  • Some institutions do collect and share demographic data, such as EWU and our students. 
  • Federal, state and local government agencies collect and share demographic data down to the city level, so you can find out about Spokane City or Spokane County. 


Local & Regional

Thought Process for Finding Statistics

There are a few different approaches to finding statistics.

Google & Be Picky About the Source

When using Google, the trick is knowing whether the source is trustworthy. If it sounds promising, but you are not familiar with the website, google the organization responsible for the website. There ought to be at least a Wikipedia entry about them.

Once you have determined that the website is credible, look carefully at where the statistic came from: the same organization you just googled? A government agency? Another organization you need to google to determine credibility?

Once you have determined that the source of the statistic is credible, but the statistic isn't exactly what you were looking for, you could go directly to the website of that source and explore there to see if you can find something closer to what you're looking for.

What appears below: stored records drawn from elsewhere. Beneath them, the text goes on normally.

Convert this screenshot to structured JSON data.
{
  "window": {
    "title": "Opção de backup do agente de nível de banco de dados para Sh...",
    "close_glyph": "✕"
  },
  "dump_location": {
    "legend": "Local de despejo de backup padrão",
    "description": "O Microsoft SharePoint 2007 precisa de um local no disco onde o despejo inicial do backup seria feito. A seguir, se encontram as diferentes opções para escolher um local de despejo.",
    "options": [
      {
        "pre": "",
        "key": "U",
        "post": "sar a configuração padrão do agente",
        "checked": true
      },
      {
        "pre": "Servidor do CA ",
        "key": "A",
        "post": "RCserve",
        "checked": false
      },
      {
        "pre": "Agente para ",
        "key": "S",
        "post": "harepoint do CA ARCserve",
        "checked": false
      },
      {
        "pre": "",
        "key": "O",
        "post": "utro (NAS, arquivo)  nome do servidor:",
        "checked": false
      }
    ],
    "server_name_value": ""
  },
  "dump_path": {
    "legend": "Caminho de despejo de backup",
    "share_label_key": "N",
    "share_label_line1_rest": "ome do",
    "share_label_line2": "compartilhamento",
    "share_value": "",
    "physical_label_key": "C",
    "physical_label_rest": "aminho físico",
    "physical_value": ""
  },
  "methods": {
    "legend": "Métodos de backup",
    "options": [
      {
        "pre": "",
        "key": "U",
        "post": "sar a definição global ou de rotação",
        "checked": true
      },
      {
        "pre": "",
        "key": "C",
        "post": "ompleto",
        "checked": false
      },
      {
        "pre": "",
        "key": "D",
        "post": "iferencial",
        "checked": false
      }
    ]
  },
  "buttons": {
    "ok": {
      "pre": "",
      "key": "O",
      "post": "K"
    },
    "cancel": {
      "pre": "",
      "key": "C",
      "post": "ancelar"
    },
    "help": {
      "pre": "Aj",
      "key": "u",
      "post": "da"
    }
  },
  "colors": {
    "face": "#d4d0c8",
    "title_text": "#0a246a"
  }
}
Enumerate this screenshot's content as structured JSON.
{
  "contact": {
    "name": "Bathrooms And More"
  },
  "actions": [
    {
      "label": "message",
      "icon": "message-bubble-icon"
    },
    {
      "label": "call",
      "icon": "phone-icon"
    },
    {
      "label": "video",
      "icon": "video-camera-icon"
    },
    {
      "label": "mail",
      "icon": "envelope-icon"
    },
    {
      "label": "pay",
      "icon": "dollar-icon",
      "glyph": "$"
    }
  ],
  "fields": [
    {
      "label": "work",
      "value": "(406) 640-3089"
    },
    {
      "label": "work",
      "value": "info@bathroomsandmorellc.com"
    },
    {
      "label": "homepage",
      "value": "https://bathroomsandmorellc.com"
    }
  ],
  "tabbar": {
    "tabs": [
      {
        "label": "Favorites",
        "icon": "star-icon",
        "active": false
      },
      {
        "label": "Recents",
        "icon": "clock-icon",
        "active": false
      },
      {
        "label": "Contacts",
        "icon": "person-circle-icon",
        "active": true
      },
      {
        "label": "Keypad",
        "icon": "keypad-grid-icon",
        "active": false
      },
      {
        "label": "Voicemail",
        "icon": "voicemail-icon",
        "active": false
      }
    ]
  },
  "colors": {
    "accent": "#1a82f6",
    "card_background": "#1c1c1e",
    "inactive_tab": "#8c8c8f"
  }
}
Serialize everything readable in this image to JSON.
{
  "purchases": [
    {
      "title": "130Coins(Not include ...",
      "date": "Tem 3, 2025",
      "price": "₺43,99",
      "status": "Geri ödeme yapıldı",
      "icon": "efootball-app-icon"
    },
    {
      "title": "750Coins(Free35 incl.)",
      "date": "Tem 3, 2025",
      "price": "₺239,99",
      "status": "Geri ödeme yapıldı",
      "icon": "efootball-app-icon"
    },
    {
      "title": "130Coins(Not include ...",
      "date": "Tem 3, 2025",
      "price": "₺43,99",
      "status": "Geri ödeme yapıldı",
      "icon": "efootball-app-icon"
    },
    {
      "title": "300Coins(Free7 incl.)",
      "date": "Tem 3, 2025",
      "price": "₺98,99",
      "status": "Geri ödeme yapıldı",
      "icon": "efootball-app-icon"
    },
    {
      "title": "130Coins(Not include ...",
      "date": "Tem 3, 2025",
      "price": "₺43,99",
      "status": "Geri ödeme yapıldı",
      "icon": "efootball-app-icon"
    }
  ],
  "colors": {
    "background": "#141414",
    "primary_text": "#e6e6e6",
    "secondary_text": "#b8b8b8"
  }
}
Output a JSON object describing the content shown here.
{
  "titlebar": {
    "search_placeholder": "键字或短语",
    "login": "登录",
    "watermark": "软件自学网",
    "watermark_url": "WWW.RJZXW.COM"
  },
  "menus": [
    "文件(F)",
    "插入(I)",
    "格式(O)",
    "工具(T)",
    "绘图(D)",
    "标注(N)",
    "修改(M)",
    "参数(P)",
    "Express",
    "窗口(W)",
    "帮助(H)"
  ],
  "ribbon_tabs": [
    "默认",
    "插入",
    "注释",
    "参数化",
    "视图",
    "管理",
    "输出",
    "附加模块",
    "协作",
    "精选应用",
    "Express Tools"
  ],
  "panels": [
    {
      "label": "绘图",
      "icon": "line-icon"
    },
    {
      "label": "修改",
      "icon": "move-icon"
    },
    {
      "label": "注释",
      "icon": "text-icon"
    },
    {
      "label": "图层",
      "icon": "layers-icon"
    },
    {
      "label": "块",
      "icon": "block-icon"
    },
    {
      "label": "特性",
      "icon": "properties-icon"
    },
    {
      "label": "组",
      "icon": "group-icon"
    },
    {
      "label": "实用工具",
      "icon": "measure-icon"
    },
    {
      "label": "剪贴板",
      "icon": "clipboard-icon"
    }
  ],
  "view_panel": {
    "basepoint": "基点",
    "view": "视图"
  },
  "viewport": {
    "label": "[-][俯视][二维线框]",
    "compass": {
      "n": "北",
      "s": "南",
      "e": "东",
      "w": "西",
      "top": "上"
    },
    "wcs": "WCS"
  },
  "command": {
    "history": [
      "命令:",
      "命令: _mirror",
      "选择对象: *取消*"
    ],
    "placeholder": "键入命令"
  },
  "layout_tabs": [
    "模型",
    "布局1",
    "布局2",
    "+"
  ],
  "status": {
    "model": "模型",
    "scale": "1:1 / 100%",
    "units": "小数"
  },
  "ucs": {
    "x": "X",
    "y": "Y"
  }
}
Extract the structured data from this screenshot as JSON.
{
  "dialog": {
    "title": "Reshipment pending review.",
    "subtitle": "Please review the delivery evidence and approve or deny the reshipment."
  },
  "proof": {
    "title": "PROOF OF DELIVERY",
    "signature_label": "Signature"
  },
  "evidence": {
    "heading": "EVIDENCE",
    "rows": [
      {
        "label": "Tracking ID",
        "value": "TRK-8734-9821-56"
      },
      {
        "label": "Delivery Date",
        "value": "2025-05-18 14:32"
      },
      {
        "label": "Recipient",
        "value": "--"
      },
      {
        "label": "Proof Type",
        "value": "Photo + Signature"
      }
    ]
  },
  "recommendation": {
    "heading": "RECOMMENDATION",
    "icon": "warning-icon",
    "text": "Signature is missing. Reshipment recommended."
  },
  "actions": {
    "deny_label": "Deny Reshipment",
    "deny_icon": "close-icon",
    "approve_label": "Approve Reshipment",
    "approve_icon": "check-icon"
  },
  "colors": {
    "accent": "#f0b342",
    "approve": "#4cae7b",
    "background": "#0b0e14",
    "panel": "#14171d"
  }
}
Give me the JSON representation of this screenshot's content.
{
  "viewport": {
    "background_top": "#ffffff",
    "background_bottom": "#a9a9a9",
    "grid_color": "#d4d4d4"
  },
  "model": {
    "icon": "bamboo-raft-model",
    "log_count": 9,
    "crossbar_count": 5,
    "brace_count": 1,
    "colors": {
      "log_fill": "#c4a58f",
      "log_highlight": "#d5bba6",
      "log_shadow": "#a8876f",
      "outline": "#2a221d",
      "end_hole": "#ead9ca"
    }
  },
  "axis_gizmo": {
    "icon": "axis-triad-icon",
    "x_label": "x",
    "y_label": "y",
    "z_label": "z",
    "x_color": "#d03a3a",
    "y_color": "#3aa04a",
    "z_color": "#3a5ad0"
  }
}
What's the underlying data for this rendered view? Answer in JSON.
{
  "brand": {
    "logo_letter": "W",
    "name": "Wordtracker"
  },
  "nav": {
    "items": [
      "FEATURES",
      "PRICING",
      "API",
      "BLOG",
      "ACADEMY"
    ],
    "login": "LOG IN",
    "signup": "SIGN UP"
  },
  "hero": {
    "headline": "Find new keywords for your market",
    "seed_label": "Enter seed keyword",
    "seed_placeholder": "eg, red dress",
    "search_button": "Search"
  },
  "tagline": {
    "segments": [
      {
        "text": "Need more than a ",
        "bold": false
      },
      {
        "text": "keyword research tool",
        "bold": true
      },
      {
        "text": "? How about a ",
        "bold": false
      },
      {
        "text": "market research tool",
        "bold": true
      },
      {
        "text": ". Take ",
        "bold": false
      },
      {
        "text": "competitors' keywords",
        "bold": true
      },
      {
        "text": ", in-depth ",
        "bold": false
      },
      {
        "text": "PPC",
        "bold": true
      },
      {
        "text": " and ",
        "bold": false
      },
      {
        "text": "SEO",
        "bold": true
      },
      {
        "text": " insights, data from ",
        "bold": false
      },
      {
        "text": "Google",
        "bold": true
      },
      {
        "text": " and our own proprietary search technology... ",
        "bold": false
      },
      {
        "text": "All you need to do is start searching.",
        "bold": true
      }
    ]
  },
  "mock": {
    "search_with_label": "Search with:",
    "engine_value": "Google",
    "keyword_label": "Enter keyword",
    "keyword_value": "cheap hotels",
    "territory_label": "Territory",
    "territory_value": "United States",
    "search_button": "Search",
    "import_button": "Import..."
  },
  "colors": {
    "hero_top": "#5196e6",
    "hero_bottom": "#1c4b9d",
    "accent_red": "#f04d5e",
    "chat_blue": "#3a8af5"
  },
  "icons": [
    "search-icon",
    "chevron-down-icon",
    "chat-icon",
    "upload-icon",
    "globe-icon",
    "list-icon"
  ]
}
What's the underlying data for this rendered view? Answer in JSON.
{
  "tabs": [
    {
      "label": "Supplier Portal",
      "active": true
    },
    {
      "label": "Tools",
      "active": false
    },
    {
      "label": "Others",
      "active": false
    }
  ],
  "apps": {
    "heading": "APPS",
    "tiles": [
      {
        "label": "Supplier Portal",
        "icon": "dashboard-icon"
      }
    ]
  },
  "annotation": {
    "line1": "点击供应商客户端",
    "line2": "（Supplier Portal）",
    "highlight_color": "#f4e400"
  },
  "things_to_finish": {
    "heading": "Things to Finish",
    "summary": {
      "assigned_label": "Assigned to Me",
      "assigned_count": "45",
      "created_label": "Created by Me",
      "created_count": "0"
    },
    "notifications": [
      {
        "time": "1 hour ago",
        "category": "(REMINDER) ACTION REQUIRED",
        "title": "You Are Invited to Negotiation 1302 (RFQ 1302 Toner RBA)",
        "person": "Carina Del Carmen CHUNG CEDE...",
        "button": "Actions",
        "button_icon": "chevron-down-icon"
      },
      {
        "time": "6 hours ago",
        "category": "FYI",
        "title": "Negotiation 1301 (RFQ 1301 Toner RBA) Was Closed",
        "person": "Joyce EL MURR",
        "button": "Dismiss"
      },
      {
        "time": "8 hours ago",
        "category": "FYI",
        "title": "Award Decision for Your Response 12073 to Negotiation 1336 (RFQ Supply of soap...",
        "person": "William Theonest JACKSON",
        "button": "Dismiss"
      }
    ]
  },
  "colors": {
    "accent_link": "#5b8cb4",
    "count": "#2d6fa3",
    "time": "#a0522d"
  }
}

Example from Class

For data about faculty, we saw articles from a few news sources for higher education: Inside Higher Ed (free if you create an account) and Chronicle of Higher Education. Both of these are very good at having articles summarizing major studies relevant to higher education. They even do their own studies. 

To see the full article in the Chronicle of Higher Education if it's behind a paywall, copy/paste the title and the author into the EWU Library Catalog. We have the full text in our databases, as long as it is older than 6 months.

Search for a Study in Articles

No luck via Google? Try looking for articles on the topic. Some scholarly journal articles may have done detailed studies on the issue and generated statistics. Or a news article may mention a juicy statistic to jazz up the article. See the tab Find Articles & Books for database suggestions.

Again, note the source -- you may have to dig into the references if it's a scholarly source, or look for who was credited in the news article.

"From the Horses Mouth" - Look for Statistics from a Particular Government Agency or Organization

  • The most authoritative and freely available statistics come from government agencies, which are usually obligated to collect and disseminate statistics.
  • Nonprofit organizations may have statistics they are willing to share openly on issues they are advocating. Delve into their website. Definitely look for key terms like Reports or Data. At the least, there ought to be an Annual Report.

I'm Pretty Sure Some Government Agency Has What I'm Looking For

Try keyword searching the databases below. If you find what you are looking for, or at least are fairly close, look at the source information at the bottom of the table. This will tell you the name of the government agency or organization that cares about that data. Google that name and delve into the website.